The Junior Secondary Student Resource category has by far the largest number of submissions, and of the 36 entries this year almost 70% include a digital component to look at alongside the print. Two of our panel of professionals gamely rolling up their sleeves and delving through this impressive array of publications are first-time judges Melanie Napthine and Alicia Brown.

Melanie Napthine, Publisher, Insight Publications
Melanie has a background in writing and editing for both educational and non-educational publications. She has particular experience and interest in English and EAL resources for secondary school level. For the past six years Melanie has worked at Insight Publications, an independent educational publisher specialising in English resources, where she is currently a publisher.
Melanie, how do you feel about being asked to judge the EPAAs? Excited. I’m very interested to see how the process works from the inside and very much looking forward to thinking in depth about and discussing a subject in which I’m obviously very interested, that is, quality educational publishing.
Why do you think the EPAAs are important for our industry? I think it’s very affirming for publishers and everyone else involved in the creation of a top-quality resource to see their hard work recognised by their peers/the industry. Educational publishing constitutes a significant slice of the Australian publishing industry, but doesn’t have the profile or ‘glamour’ of trade publishing, so it’s great to have a forum in which all the work and thought and care that goes into producing quality resources can be recognised.

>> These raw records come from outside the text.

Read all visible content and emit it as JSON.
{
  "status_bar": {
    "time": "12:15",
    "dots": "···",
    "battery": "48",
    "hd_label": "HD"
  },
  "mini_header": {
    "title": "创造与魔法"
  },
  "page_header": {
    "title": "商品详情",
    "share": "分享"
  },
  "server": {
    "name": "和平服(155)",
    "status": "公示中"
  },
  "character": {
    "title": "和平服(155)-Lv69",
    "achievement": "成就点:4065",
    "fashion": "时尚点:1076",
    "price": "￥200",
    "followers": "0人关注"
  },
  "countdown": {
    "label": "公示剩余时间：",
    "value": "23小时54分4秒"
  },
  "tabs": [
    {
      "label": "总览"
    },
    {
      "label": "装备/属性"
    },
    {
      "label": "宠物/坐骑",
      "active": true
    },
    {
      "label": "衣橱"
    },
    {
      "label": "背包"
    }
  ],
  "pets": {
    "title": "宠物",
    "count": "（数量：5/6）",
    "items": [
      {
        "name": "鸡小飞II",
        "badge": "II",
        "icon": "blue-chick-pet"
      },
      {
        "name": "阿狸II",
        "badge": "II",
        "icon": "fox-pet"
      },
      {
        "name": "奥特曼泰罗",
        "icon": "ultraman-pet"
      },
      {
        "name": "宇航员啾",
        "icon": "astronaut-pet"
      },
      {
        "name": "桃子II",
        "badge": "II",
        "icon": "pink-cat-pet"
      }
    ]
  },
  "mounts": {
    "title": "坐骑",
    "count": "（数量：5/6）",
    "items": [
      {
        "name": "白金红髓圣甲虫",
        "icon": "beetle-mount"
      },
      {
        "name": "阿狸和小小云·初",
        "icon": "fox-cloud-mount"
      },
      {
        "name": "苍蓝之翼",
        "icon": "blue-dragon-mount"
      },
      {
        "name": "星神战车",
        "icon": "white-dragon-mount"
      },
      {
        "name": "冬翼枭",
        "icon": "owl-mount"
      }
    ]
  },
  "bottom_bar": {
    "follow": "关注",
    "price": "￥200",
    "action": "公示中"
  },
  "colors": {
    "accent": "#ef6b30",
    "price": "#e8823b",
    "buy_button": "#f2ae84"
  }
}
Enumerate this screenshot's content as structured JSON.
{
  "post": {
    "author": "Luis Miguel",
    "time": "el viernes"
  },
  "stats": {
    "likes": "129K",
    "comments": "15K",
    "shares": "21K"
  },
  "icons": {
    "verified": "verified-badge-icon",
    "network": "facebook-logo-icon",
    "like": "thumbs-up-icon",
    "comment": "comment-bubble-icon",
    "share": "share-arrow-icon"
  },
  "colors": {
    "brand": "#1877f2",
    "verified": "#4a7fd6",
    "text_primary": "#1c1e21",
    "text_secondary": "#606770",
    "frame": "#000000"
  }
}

Are there any challenges specific to educational publishing that you enjoy as part of your role? I love the challenge of creating innovative resources that meet students’ needs in a new and valuable way while remaining practical and workable. I both relish and sometimes tear my hair out over the challenge of working with teachers/writers to translate curricula and excellent teaching practice into book form.
What do you particularly value when reviewing an educational resource? Purposeful innovation is great; it’s exciting to see publishers trying new things especially in an evolving digital environment, but it’s important to stay focused on outcomes, i.e. the pedagogical aims of a resource and the needs it seeks to meet. Usability is also paramount; educational resources have to work especially hard to attract and engage end-users (mostly students) who may not always be keen or even willing consumers, so design and accessibility of language, etc. are obviously very important.
What’s the product or series you are most proud of having worked on in your career? Probably ESL for Year 12, first published in 2009 and now in its third edition, mostly because I was involved in and responsible for the book from conception and research to publication, and because it’s the only course book for Year 12 EAL students, a small market but one we felt deserved a textbook designed especially to cater to their unique needs and abilities.
Alicia Brown, Senior Learning Architect, Pearson
Alicia taught science and geography for over 6 years in both government and independent schools in Australia and the UK, and although she has been at Pearson for more than five years, she still considers herself an educator (and of course a learner!). Prior to her current role, Alicia was a senior publisher for Pearson. In her current role, Alicia leads a team of learning architects for the product development team, and is excited to explore the possibilities for developing resources that engage next generation learning and incorporate 21st century skills.
Alicia, how do you feel about being asked to judge the EPAAs? ​I feel really excited to get the opportunity to explore the best new products our industry are creating to engage and improve education in Australian schools.
​​Why do you think the awards are important for our industry? ​The EPAAs grow and develop the industry we all proudly work for, give our work a profile and award excellence. ​
​​Are there any challenges specific to educational publishing that you enjoy as part of your role? ​Yes, I enjoy so many aspects of my role, from the challenge of interpreting curriculum documents to develop and create an exciting course through to the opportunity to influence and excite learners and teachers in new ways which improve learning outcomes and ignite a real passion for the subject.
​​What do you particularly value when reviewing an educational resource? I value educational resources that make me feel excited by the content and learner experience captured in the resource. As a teacher I want the resource to make me feel equipped to provide exciting learning opportunities to my students and be a well thought out, complete package. I’m looking for something different…I don’t just want to be served up the same old content I can find online, it needs to be rethought with the student at the centre of the learning.
​​What’s the product or series you are most proud of having worked on in your career?​ ​I am proud to say I have worked on dozens of products in my publishing career, but I am most proud of Pearson Science. We had an amazing internal and external author team create this product from the ground up, rethinking science education, best practice in scientific literacy and a fresh and exciting design. The series truly provided a full teaching and learning package, making the teacher an expert while breathing a breath of fresh air into science education in Australian schools.